serum levels of codeine's active metabolite, morphine, leading to
higher-than-expected levels of morphine in breast milk and potentially
dangerously high serum morphine levels in their breastfed infants. Therefore,
maternal use of codeine can potentially lead to serious adverse reactions,
including death, in nursing infants.
The risk of infant exposure to codeine and morphine
through breast milk should be weighed against the benefits of breastfeeding for
both the mother and the baby. Caution should be exercised when codeine is
administered to a nursing woman. If a codeine containing product is selected,
the lowest dose should be prescribed for the shortest period of time to achieve

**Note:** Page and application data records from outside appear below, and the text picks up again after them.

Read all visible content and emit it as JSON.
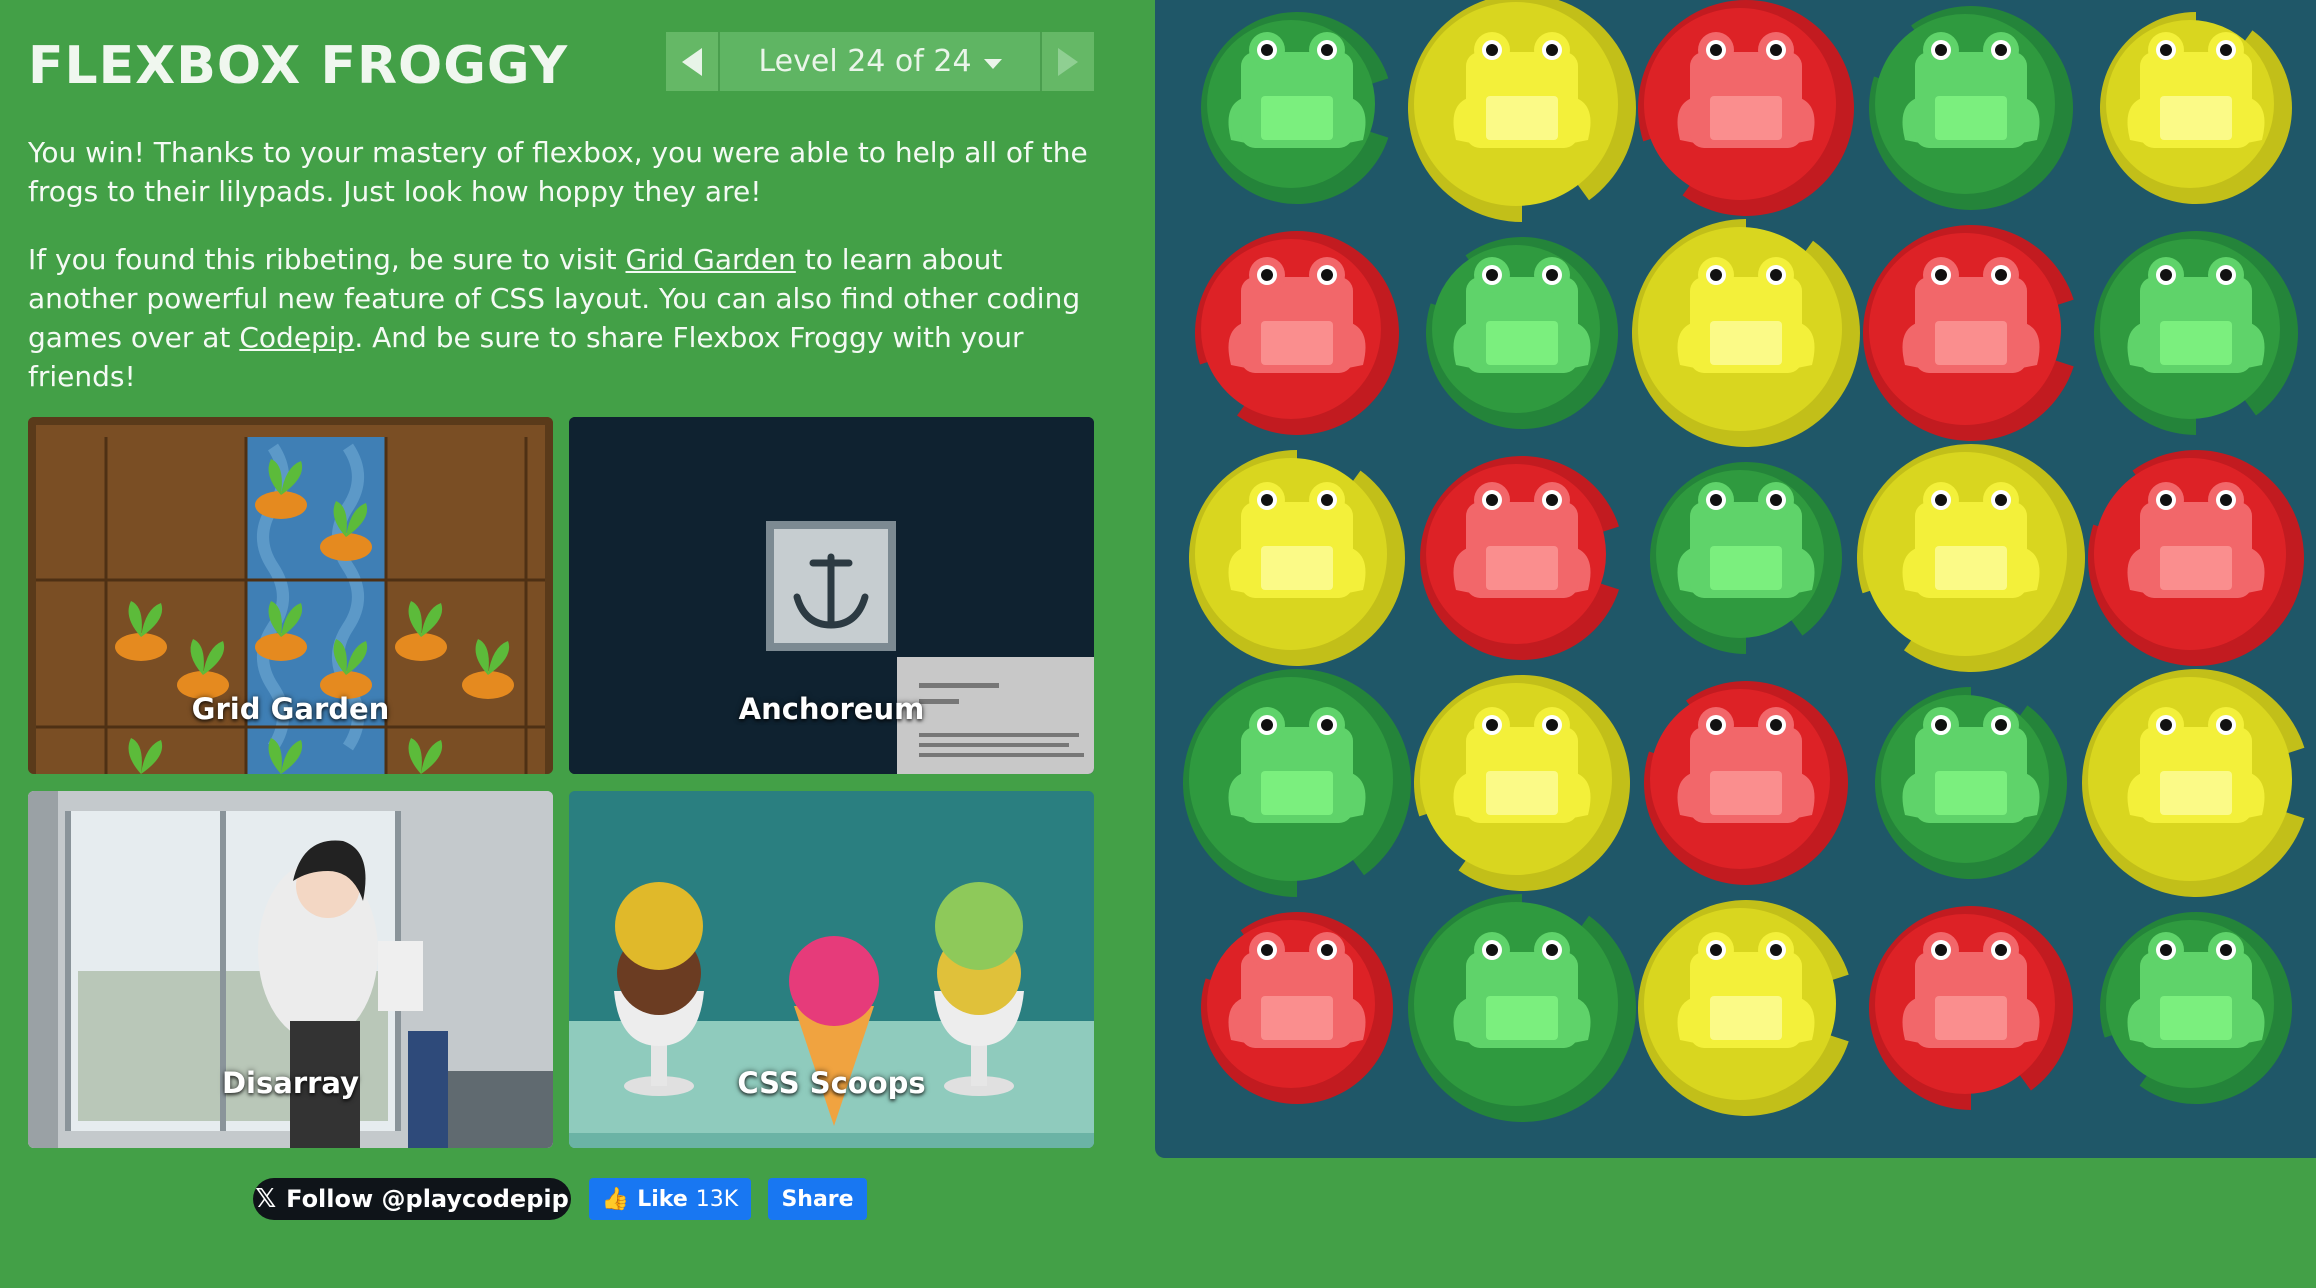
{
  "header": {
    "title": "FLEXBOX FROGGY",
    "level_label": "Level 24 of 24"
  },
  "content": {
    "p1": "You win! Thanks to your mastery of flexbox, you were able to help all of the frogs to their lilypads. Just look how hoppy they are!",
    "p2_part1": "If you found this ribbeting, be sure to visit ",
    "p2_link1": "Grid Garden",
    "p2_part2": " to learn about another powerful new feature of CSS layout. You can also find other coding games over at ",
    "p2_link2": "Codepip",
    "p2_part3": ". And be sure to share Flexbox Froggy with your friends!"
  },
  "games": [
    {
      "name": "Grid Garden"
    },
    {
      "name": "Anchoreum"
    },
    {
      "name": "Disarray"
    },
    {
      "name": "CSS Scoops"
    }
  ],
  "social": {
    "follow_label": "Follow @playcodepip",
    "like_label": "Like",
    "like_count": "13K",
    "share_label": "Share"
  },
  "colors": {
    "background": "#43a047",
    "pond": "#1f5768",
    "green": "#2f9a3f",
    "yellow": "#d9d61f",
    "red": "#dd2226"
  },
  "pond": {
    "rows": [
      [
        "green",
        "yellow",
        "red",
        "green",
        "yellow"
      ],
      [
        "red",
        "green",
        "yellow",
        "red",
        "green"
      ],
      [
        "yellow",
        "red",
        "green",
        "yellow",
        "red"
      ],
      [
        "green",
        "yellow",
        "red",
        "green",
        "yellow"
      ],
      [
        "red",
        "green",
        "yellow",
        "red",
        "green"
      ]
    ]
  }
}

the desired clinical effect. Mothers using codeine should be informed about
when to seek immediate medical care and how to identify the signs and symptoms
of neonatal toxicity, such as drowsiness or sedation, difficulty breastfeeding,
breathing difficulties, and decreased tone, in their baby. Nursing mothers who
are ultra-rapid metabolizers may also experience overdose symptoms such as
extreme sleepiness, confusion, or shallow breathing. Prescribers should closely
monitor mother-infant pairs and notify treating pediatricians about the use of
codeine during breast-feeding [see WARNINGS AND PRECAUTIONS].
Chlorpheniramine is excreted in human milk. The clinical
significance is unknown; however, the anticholinergic action of
chlorpheniramine may suppress lactation if taken prior to nursing.
Safety and effectiveness of TUXARIN ER in patients under
18 years of age have not been established. The use of codeine in children has
been associated with fatal respiratory depression. [see WARNINGS AND
Clinical efficacy and safety studies have not been
conducted with TUXARIN ER. Other reported clinical experience with the
individual active ingredients of TUXARIN ER did not include sufficient numbers
of subjects aged 65 and over to determine whether they respond differently from
younger subjects. In general, dose selection for an elderly patient should be
made with caution, usually starting at the low end of the dosing range,
reflecting the greater frequency of decreased hepatic, renal, or cardiac
function, and of concomitant disease or other drug therapy.
Pharmacokinetics of TUXARIN ER has not been characterized
in renal impairment subjects.
Both codeine phosphate and chlorpheniramine maleate are
cleared substantially by the kidney. As such, impaired renal function could
potentially lead to the risk of decreased clearance and thereby increased
retention or systemic levels of both these drugs. TUXARIN ER should be used
with caution in patients with severe renal impairment.
Pharmacokinetics of TUXARIN ER has not been characterized
in hepatic impairment subjects. Both codeine and chlorpheniramine maleate are
extensively metabolized by liver before elimination from the body. As such,
impaired hepatic function could potentially lead to the risk of decreased
metabolism and thereby increased systemic levels of both these drugs. TUXARIN
ER should be used with caution in patients with severe hepatic impairment.